• **Your objective**
Everything in the listing should be restated word for word.

*** Input data Section Begins ***

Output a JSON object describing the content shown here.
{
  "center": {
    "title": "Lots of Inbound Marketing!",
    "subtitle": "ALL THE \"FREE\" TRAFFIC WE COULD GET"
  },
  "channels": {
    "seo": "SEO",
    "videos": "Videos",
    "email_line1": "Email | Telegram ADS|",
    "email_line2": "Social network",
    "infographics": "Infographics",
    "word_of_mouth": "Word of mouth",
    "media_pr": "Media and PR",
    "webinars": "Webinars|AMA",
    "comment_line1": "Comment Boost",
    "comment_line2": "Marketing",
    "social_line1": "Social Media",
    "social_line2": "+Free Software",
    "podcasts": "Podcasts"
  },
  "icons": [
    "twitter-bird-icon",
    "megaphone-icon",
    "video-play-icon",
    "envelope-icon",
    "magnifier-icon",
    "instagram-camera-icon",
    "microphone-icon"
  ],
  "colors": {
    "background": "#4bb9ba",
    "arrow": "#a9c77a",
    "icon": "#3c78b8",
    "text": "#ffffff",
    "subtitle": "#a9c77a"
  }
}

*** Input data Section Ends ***

• **Response to the exercise**
Output a JSON object describing the content shown here.
{
  "center": {
    "title": "Lots of Inbound Marketing!",
    "subtitle": "ALL THE \"FREE\" TRAFFIC WE COULD GET"
  },
  "channels": {
    "seo": "SEO",
    "videos": "Videos",
    "email_line1": "Email | Telegram ADS|",
    "email_line2": "Social network",
    "infographics": "Infographics",
    "word_of_mouth": "Word of mouth",
    "media_pr": "Media and PR",
    "webinars": "Webinars|AMA",
    "comment_line1": "Comment Boost",
    "comment_line2": "Marketing",
    "social_line1": "Social Media",
    "social_line2": "+Free Software",
    "podcasts": "Podcasts"
  },
  "icons": [
    "twitter-bird-icon",
    "megaphone-icon",
    "video-play-icon",
    "envelope-icon",
    "magnifier-icon",
    "instagram-camera-icon",
    "microphone-icon"
  ],
  "colors": {
    "background": "#4bb9ba",
    "arrow": "#a9c77a",
    "icon": "#3c78b8",
    "text": "#ffffff",
    "subtitle": "#a9c77a"
  }
}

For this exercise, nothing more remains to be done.